photo © Vincent Leroux

COFFE TABLE: Beside you, Noé Duchaufour Lawrance for Ceccotti collezioni
photo © Vincent Leroux

ARMCHAIR: Slow chair, Bouroullec for Vitra.
DESK LIGHT: Lighthouse, Bouroullec for Established & Sons.
OFFICE CHAIR: Flow armchair, J.M Massaud for MDF Italia.
RUG: Tekla, Kasthall.

photo © Vincent Leroux

ROOM SUSPENSION: Secto, Secto design.
SUSPENDED BED: Fluttua, Lago.
CARPET: Circulos, Gandia Blasco.

photo © Vincent Leroux

SDB SUSPENSION: Loup O ceiling, Kundalini.
SDB MIROR: sandblasted , shaded mirror, backlit.
VANITY SINK: metal support, Ductal structure with concrete coating.
Boffi, Cut model
photo © Vincent Leroux

ROOM SUSPENSION: Mini mini, Luce Plan
SUSPENDED BED: Fluttua, Lago

photo © Vincent Leroux

SDB LIGHT: Pierre Fravresse for Petite Friture
SDB SEAT: heated corian structure
photo © Vincent Leroux


Chalet Béranger Project Credits
Designer: Noé Duchaufour-Lawrance
Project manager: Lluc Giros
Stylism: Valentina Pilia in collaboration with Emilie Mureau


Noé Duchaufour Lawrance

  • friend
    Dimensions and Colors in Life | 2012-01-31 16:37:07

    LOVE the design. Awesome!

  • friend
    will | 2012-02-01 05:23:57

    most amazing thing i've seen in a long long time! that said, what's up with the interior/exterior conflict? was this a remodel? were there exterior appearance regulations set by some local authority? i don't get it...

  • friend
    Marion | 2012-02-01 11:44:30

    The pictures of Vincent Leroux are gorgeous and do justice to this unique interior. Big crush on the coffee table.

  • friend
    Fred | 2012-02-02 11:24:53

    Très bel endroit, félicitations aux designers, et à l'heureux propriétaire !!

  • friend
    Laurence | 2012-02-03 15:56:51

    Absolutely gorgeous. Fabulous pieces of furniture.
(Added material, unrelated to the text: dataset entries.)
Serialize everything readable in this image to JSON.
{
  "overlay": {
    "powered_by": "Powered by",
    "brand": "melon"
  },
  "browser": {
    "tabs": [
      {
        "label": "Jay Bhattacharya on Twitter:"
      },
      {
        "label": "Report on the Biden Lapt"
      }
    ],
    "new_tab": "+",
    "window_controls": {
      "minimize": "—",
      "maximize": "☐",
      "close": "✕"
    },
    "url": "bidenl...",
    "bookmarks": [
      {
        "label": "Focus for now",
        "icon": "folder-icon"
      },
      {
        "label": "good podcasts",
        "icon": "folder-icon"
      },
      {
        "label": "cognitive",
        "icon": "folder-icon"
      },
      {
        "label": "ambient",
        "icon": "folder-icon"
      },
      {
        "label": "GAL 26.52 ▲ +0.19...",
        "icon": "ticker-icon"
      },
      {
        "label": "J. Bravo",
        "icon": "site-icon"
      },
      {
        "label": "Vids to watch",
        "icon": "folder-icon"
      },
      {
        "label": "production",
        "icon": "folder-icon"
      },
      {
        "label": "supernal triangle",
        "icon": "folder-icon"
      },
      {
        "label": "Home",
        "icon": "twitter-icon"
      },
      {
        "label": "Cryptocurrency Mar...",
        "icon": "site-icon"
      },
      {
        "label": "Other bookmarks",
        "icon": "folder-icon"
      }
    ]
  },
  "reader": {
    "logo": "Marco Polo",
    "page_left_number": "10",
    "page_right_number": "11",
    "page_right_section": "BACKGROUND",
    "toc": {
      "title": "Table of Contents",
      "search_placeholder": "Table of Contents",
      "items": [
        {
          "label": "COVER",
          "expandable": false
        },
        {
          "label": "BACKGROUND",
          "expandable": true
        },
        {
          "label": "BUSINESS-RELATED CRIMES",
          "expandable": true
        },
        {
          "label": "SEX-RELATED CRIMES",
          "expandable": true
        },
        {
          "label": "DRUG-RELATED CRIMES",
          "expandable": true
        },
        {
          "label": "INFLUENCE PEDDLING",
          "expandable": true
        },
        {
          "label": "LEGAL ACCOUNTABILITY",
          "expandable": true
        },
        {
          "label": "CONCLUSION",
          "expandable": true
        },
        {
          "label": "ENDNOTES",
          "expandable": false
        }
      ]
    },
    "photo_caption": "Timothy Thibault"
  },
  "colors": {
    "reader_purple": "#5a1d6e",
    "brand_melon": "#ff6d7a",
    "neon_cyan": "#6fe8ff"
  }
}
Wonderful space. nnEt si Saint-Martin n'a pas trop changé depuis mon enfance, ce châlet doit être un des plus beaux endroits jamais ré-inventés. Bravo!

  • friend
    Chic Nomads | 2012-02-04 03:41:31

    This is absolutely stunning, can't believe I haven't seen it before. Love the interiors, also love how it's still kind of "mountain-y" despite being super modern.

  • friend
    Undrew | 2012-03-19 21:21:20

    The Interiors are simply breath taking. The use of natural materials, like the wood planks and stone creates a chaleur amidst the sleek modernist design. Great headboards, lighting....Bravo to the designers. Thanks for sharing this home with us.

  • friend
    Wilhelmina McCarroll | 2012-05-21 08:18:04

    Absolutely outstanding!! Every part is so well considered and so refined!!

  • friend
    Victor Sanders | 2012-09-17 06:11:57

    This has got to be one of the nicest chalets made mainly of wood that I have ever seen. The use of wood is pronounced at some places, like the flooring, and very subtle in the bedrooms. I like how the designer used different colours and types of wood for different effects.

Your message is awaiting moderation. Thank you. - {x}

Leave a comment

Make sure you enter the * required information where indicated. Please also rate the article as it will help us decide future content and posts. Comments are moderated. Please no link dropping, no keywords or domains as names; do not spam, and do not advertise!